Geo::ShapeFile::Shape - Geo::ShapeFile utility class.


  use Geo::ShapeFile::Shape::Index;

  my $index = Geo::ShapeFile::Shape->new;
  #  $pt1 and $pt2 are point objects in this example.  
  my $segment = [$pt1, $pt2];  #  example of something to pack into the index.
  my @bbox = ($x_min, $y_min, $x_max, $y_max);
  $index->insert($segment, @bbox);


  This is a utility class for L<Geo::ShapeFile> that indexes shape objects.


This is a 2-d block-based index class for Geo::ShapeFile::Shape objects. It probably has more generic applications, of course.

It uses a flat 2-d structure comprising a series of blocks of full width which slice the shape along the y-axis (it should really also use blocks along the x axis).

The index coordinates are simply the number of blocks across and up from the minimum coordinate specified in the new() call. These are stoed as strings jpoined by a colon, so 0:0 is the lower left. Negative block coordinates can occur if data are added which fall outside the speficied bounds. This should not affect the index, though, as it is merely a relative offset.

It is used internally by Geo::ShapeFile::Shape, so look there for examples. The method names are adapted from Tree::R to make transition easier during development, albeit the argument have morphed so it is not a drop-in replacement.


None by default.


new($n_blocks_y, @bbox)

Creates a new Geo::ShapeFile::Shape::Index objectand returns it.

$n_blocks_y is the number of blocks along the y-axis. @bbox is the bounding box the index represents (x_min, y_min, x_max, y_max).

insert($item, $min_x, $min_y, $max_x, $max_y)

Adds item $item to the blocks which overlap with the specified bounds. Returns the number of blocks the item was added to.

query_point($x, $y)

Returns an array of objects on the block contains point $x,$y. Returns an arrayref in scalar context.

get_x_max() get_x_min() get_y_max() get_y_min()

Bounds of the index, as set in the call to ->new(). There is no guarantee they are the bounds of the data, as data outside the original bounds can be indexed.
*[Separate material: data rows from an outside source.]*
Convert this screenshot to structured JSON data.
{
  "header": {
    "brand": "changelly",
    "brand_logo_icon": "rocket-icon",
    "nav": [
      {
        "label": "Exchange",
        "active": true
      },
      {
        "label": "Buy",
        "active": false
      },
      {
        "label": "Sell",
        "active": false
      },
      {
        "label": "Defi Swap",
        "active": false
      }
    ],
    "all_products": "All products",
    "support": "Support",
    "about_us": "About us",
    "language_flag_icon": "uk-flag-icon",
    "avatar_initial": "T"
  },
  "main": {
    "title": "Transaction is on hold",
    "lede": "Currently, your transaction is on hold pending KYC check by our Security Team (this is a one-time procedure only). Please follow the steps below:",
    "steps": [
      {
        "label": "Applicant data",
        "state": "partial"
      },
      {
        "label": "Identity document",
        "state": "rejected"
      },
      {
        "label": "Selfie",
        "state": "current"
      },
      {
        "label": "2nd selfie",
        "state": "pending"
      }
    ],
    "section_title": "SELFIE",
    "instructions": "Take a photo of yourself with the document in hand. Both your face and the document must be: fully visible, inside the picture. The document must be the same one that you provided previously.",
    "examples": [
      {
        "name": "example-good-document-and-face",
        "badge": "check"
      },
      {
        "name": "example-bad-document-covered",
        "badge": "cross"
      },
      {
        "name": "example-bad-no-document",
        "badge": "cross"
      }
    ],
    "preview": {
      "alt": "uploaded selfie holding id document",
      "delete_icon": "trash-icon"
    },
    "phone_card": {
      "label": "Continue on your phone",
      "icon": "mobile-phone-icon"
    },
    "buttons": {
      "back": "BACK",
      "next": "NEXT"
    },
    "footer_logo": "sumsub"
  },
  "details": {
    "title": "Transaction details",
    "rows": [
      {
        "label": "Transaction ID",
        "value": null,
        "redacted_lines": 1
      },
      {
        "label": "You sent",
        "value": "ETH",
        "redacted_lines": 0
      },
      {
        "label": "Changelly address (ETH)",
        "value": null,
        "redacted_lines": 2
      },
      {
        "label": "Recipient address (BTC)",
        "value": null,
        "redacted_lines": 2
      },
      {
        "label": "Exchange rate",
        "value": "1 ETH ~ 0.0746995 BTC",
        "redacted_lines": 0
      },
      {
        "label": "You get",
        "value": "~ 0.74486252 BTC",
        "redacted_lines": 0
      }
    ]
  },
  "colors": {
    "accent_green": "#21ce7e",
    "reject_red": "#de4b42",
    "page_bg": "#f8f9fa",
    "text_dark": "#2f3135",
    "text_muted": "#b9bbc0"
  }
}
Block resolution along the y-axis.

snap_to_index ($x, $y)

Returns the index key associated with point $x,$y. Does not check if it is outside the bounds of the index, so negative index values are possible.


Please send any bugs, suggestions, or feature requests to




Shawn Laffan, <>


Copyright 2014-2023 by Shawn Laffan

This library is free software; you can redistribute it and/or modify it under the same terms as Perl itself.